### [What the exercise asks]
For this exercise, write each entry below out precisely and omit the pictures.

(Excerpts from a dataset)
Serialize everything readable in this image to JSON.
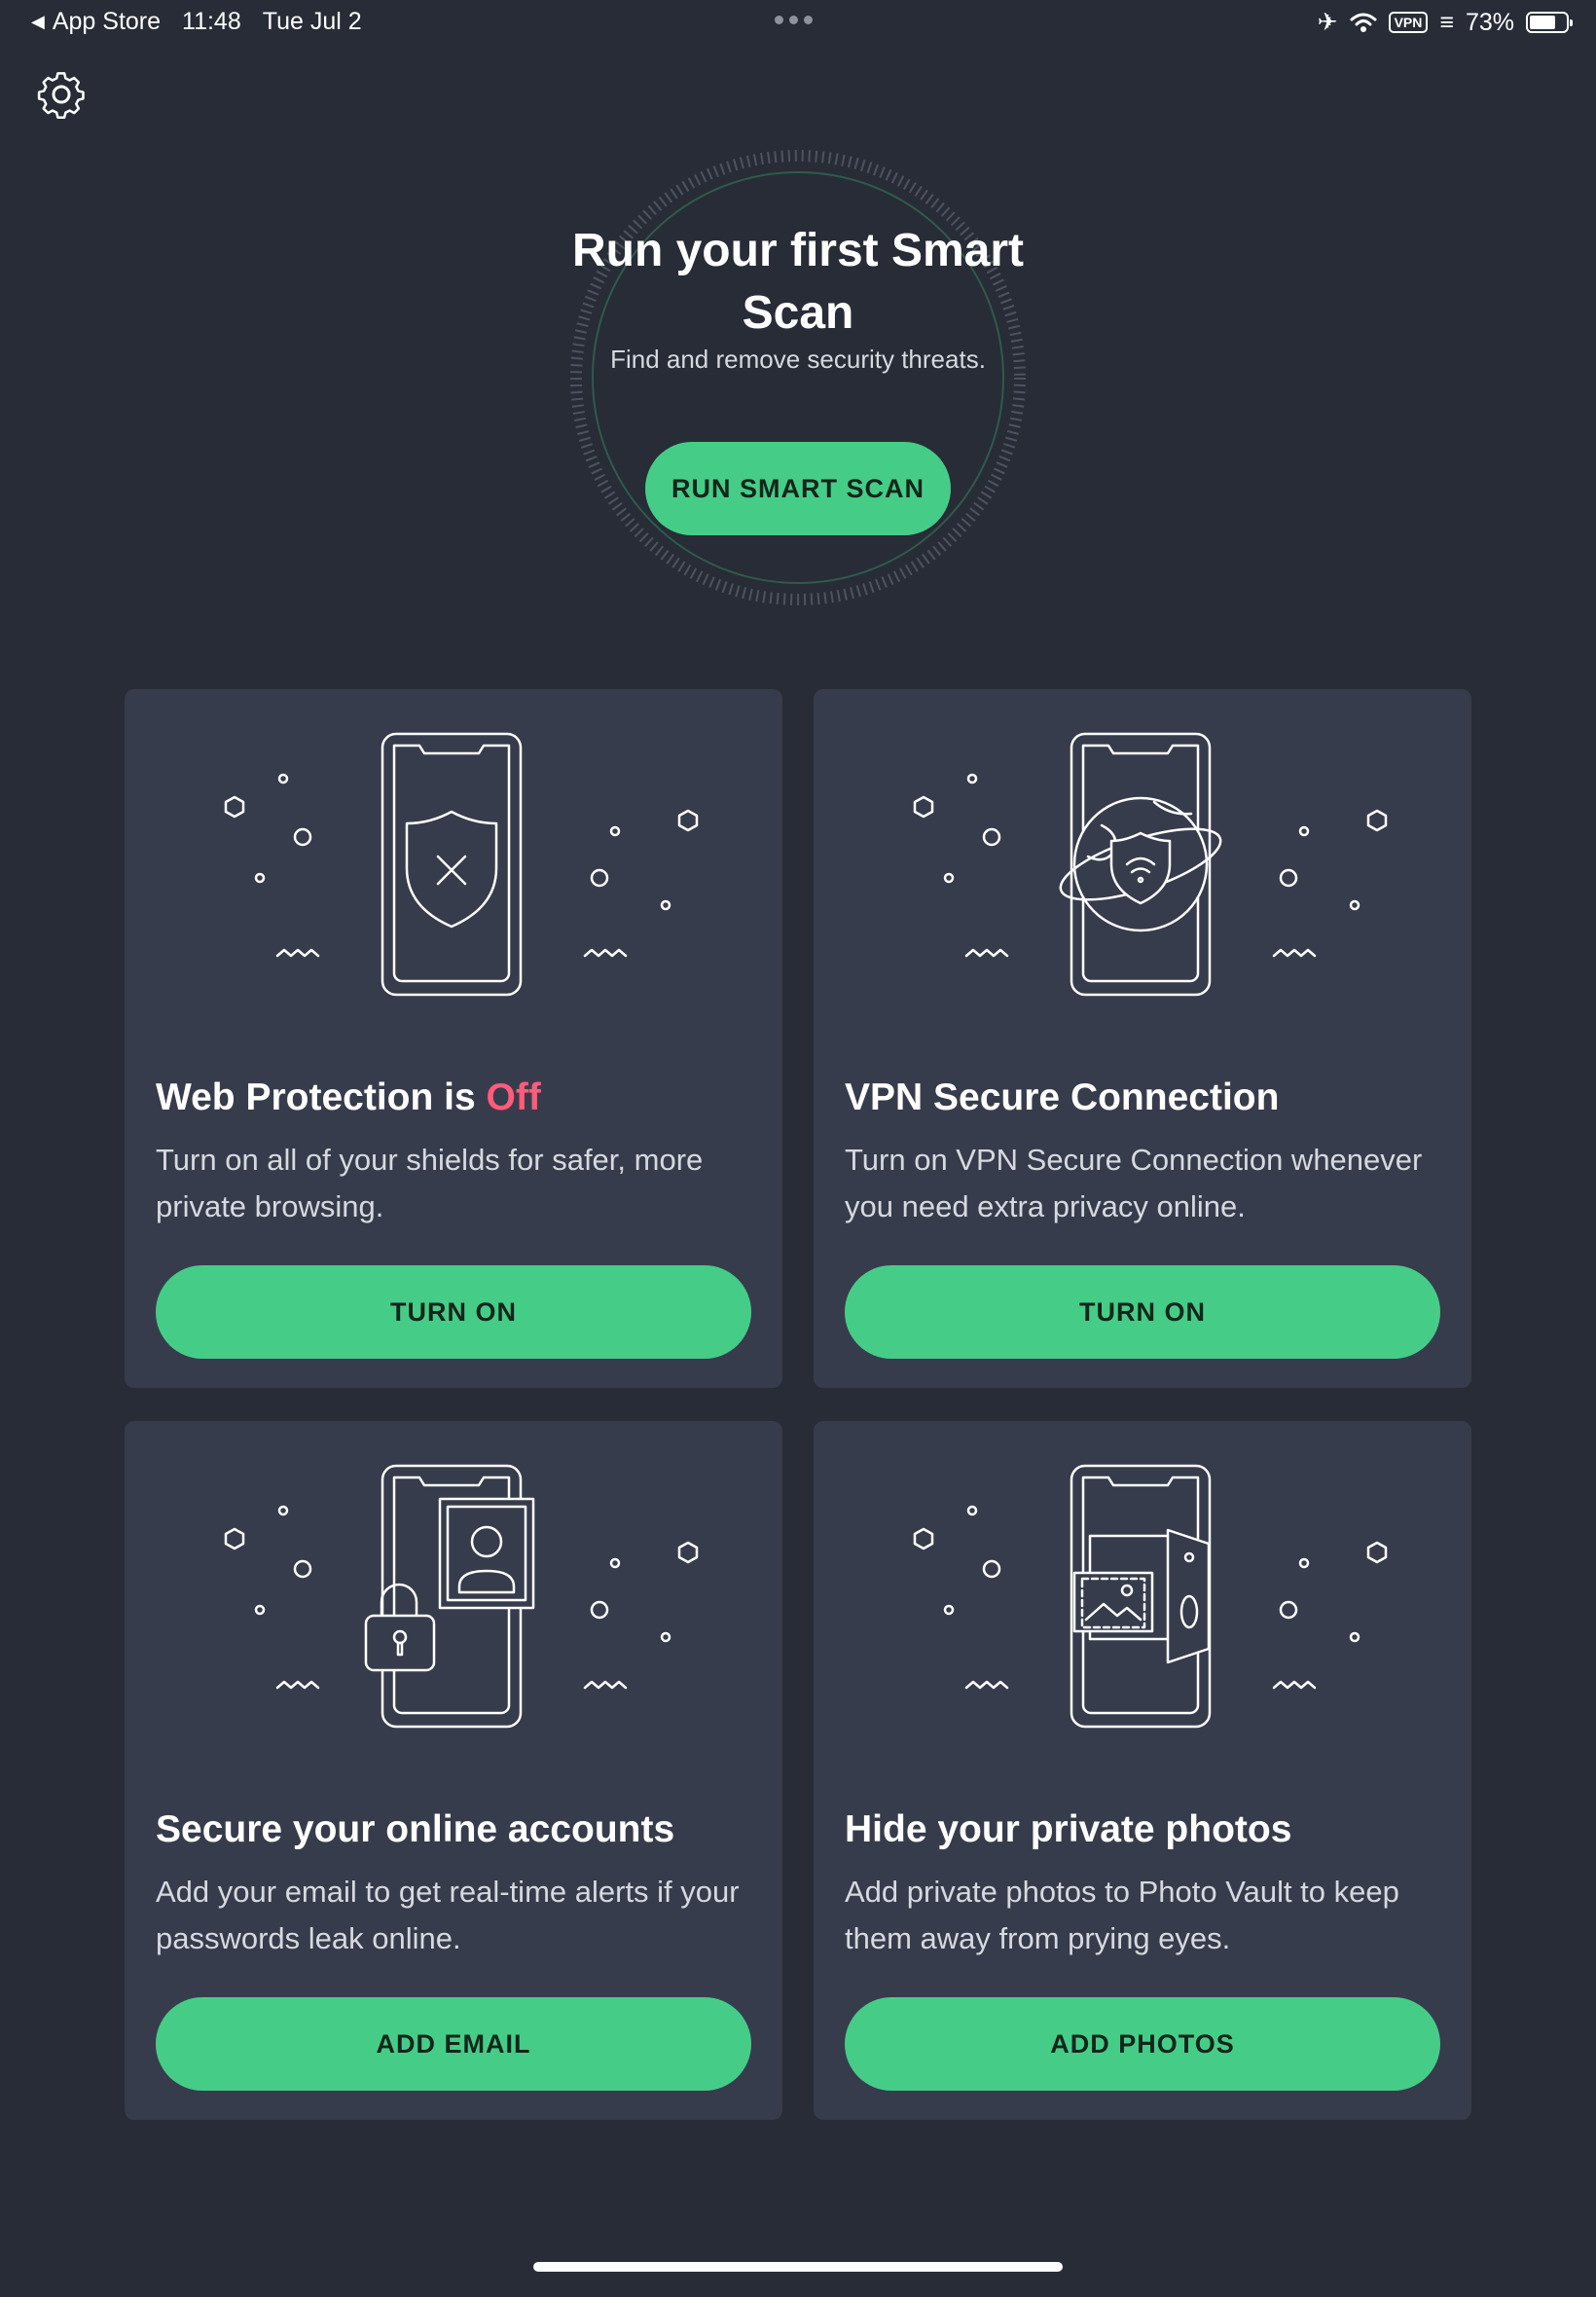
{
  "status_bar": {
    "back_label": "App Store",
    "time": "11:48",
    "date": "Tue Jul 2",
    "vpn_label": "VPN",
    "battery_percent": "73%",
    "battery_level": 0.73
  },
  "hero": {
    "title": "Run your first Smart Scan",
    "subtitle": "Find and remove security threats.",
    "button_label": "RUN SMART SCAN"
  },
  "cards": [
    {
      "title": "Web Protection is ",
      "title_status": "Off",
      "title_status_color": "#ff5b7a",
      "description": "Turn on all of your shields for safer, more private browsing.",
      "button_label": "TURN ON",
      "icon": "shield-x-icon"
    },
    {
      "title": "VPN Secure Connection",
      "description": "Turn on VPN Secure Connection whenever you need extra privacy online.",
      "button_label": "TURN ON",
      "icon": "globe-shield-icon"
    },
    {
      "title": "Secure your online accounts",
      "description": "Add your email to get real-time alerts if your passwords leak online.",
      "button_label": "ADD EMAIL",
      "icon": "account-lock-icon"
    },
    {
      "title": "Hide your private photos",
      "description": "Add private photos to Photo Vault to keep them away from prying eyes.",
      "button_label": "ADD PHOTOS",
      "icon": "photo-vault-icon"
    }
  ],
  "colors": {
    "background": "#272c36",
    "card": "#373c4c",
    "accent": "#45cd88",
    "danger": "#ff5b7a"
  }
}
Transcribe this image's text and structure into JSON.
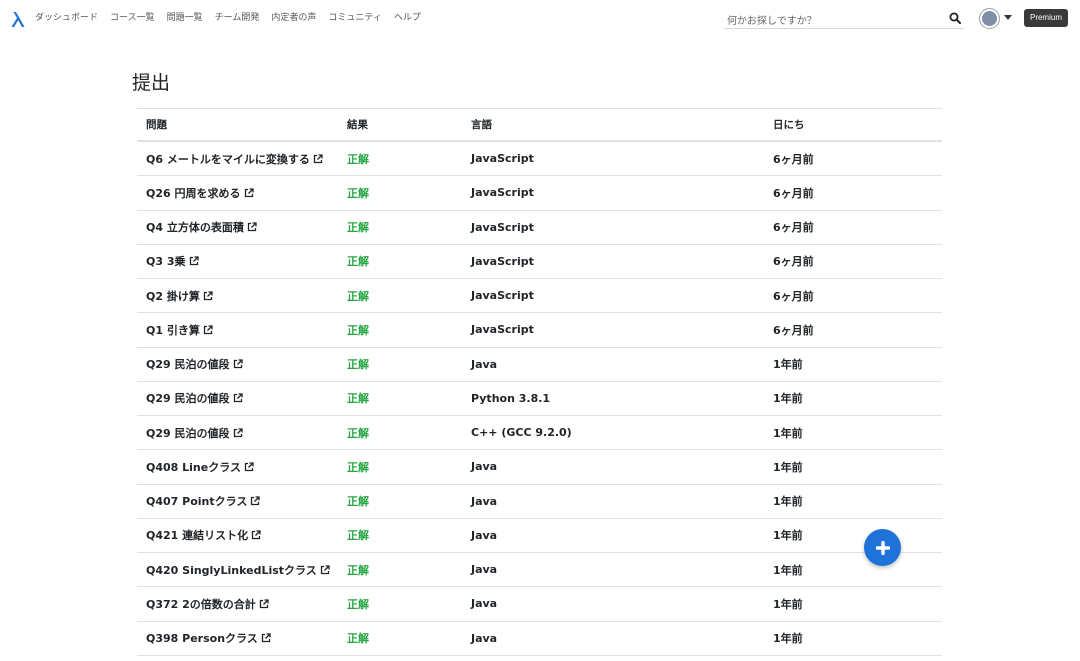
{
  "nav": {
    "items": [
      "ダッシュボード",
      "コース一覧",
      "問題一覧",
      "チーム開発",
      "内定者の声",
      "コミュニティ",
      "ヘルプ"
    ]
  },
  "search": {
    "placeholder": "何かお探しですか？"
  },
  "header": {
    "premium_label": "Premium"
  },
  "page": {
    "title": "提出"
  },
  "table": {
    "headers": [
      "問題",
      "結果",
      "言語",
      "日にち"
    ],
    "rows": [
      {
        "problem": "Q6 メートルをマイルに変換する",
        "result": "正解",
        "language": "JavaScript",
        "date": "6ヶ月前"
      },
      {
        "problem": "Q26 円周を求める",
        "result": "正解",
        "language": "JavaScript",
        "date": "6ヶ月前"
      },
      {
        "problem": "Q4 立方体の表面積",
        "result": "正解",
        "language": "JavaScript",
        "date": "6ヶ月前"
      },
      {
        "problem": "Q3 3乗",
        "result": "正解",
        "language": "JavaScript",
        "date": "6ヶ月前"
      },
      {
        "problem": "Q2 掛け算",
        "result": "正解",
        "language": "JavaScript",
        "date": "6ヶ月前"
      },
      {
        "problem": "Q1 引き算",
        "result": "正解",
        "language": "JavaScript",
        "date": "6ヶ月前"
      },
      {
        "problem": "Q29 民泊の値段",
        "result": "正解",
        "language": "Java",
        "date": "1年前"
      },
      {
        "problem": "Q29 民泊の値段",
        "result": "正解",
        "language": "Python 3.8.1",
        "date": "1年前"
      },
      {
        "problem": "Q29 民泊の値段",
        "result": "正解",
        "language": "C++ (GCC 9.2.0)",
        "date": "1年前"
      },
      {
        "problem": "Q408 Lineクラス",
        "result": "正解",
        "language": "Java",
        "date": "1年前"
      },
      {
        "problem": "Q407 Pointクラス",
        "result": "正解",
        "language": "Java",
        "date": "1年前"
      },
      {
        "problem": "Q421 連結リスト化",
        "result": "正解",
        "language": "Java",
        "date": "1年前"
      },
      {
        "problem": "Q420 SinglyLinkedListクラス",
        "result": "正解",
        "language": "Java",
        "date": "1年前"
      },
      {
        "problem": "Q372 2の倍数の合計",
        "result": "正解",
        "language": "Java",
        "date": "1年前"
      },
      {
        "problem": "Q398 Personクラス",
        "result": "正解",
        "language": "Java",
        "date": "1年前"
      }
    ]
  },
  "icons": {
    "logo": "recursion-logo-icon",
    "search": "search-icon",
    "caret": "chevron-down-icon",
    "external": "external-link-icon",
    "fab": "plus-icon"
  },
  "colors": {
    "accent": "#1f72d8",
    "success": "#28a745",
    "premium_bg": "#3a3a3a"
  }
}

### [Expected answer]
Serialize everything readable in this image to JSON.
{
  "status_bar": {
    "back_label": "App Store",
    "time": "11:48",
    "date": "Tue Jul 2",
    "vpn_label": "VPN",
    "battery_percent": "73%",
    "battery_level": 0.73
  },
  "hero": {
    "title": "Run your first Smart Scan",
    "subtitle": "Find and remove security threats.",
    "button_label": "RUN SMART SCAN"
  },
  "cards": [
    {
      "title": "Web Protection is ",
      "title_status": "Off",
      "title_status_color": "#ff5b7a",
      "description": "Turn on all of your shields for safer, more private browsing.",
      "button_label": "TURN ON",
      "icon": "shield-x-icon"
    },
    {
      "title": "VPN Secure Connection",
      "description": "Turn on VPN Secure Connection whenever you need extra privacy online.",
      "button_label": "TURN ON",
      "icon": "globe-shield-icon"
    },
    {
      "title": "Secure your online accounts",
      "description": "Add your email to get real-time alerts if your passwords leak online.",
      "button_label": "ADD EMAIL",
      "icon": "account-lock-icon"
    },
    {
      "title": "Hide your private photos",
      "description": "Add private photos to Photo Vault to keep them away from prying eyes.",
      "button_label": "ADD PHOTOS",
      "icon": "photo-vault-icon"
    }
  ],
  "colors": {
    "background": "#272c36",
    "card": "#373c4c",
    "accent": "#45cd88",
    "danger": "#ff5b7a"
  }
}
Transcribe this image's text and structure into JSON.
{
  "nav": {
    "items": [
      "ダッシュボード",
      "コース一覧",
      "問題一覧",
      "チーム開発",
      "内定者の声",
      "コミュニティ",
      "ヘルプ"
    ]
  },
  "search": {
    "placeholder": "何かお探しですか？"
  },
  "header": {
    "premium_label": "Premium"
  },
  "page": {
    "title": "提出"
  },
  "table": {
    "headers": [
      "問題",
      "結果",
      "言語",
      "日にち"
    ],
    "rows": [
      {
        "problem": "Q6 メートルをマイルに変換する",
        "result": "正解",
        "language": "JavaScript",
        "date": "6ヶ月前"
      },
      {
        "problem": "Q26 円周を求める",
        "result": "正解",
        "language": "JavaScript",
        "date": "6ヶ月前"
      },
      {
        "problem": "Q4 立方体の表面積",
        "result": "正解",
        "language": "JavaScript",
        "date": "6ヶ月前"
      },
      {
        "problem": "Q3 3乗",
        "result": "正解",
        "language": "JavaScript",
        "date": "6ヶ月前"
      },
      {
        "problem": "Q2 掛け算",
        "result": "正解",
        "language": "JavaScript",
        "date": "6ヶ月前"
      },
      {
        "problem": "Q1 引き算",
        "result": "正解",
        "language": "JavaScript",
        "date": "6ヶ月前"
      },
      {
        "problem": "Q29 民泊の値段",
        "result": "正解",
        "language": "Java",
        "date": "1年前"
      },
      {
        "problem": "Q29 民泊の値段",
        "result": "正解",
        "language": "Python 3.8.1",
        "date": "1年前"
      },
      {
        "problem": "Q29 民泊の値段",
        "result": "正解",
        "language": "C++ (GCC 9.2.0)",
        "date": "1年前"
      },
      {
        "problem": "Q408 Lineクラス",
        "result": "正解",
        "language": "Java",
        "date": "1年前"
      },
      {
        "problem": "Q407 Pointクラス",
        "result": "正解",
        "language": "Java",
        "date": "1年前"
      },
      {
        "problem": "Q421 連結リスト化",
        "result": "正解",
        "language": "Java",
        "date": "1年前"
      },
      {
        "problem": "Q420 SinglyLinkedListクラス",
        "result": "正解",
        "language": "Java",
        "date": "1年前"
      },
      {
        "problem": "Q372 2の倍数の合計",
        "result": "正解",
        "language": "Java",
        "date": "1年前"
      },
      {
        "problem": "Q398 Personクラス",
        "result": "正解",
        "language": "Java",
        "date": "1年前"
      }
    ]
  },
  "icons": {
    "logo": "recursion-logo-icon",
    "search": "search-icon",
    "caret": "chevron-down-icon",
    "external": "external-link-icon",
    "fab": "plus-icon"
  },
  "colors": {
    "accent": "#1f72d8",
    "success": "#28a745",
    "premium_bg": "#3a3a3a"
  }
}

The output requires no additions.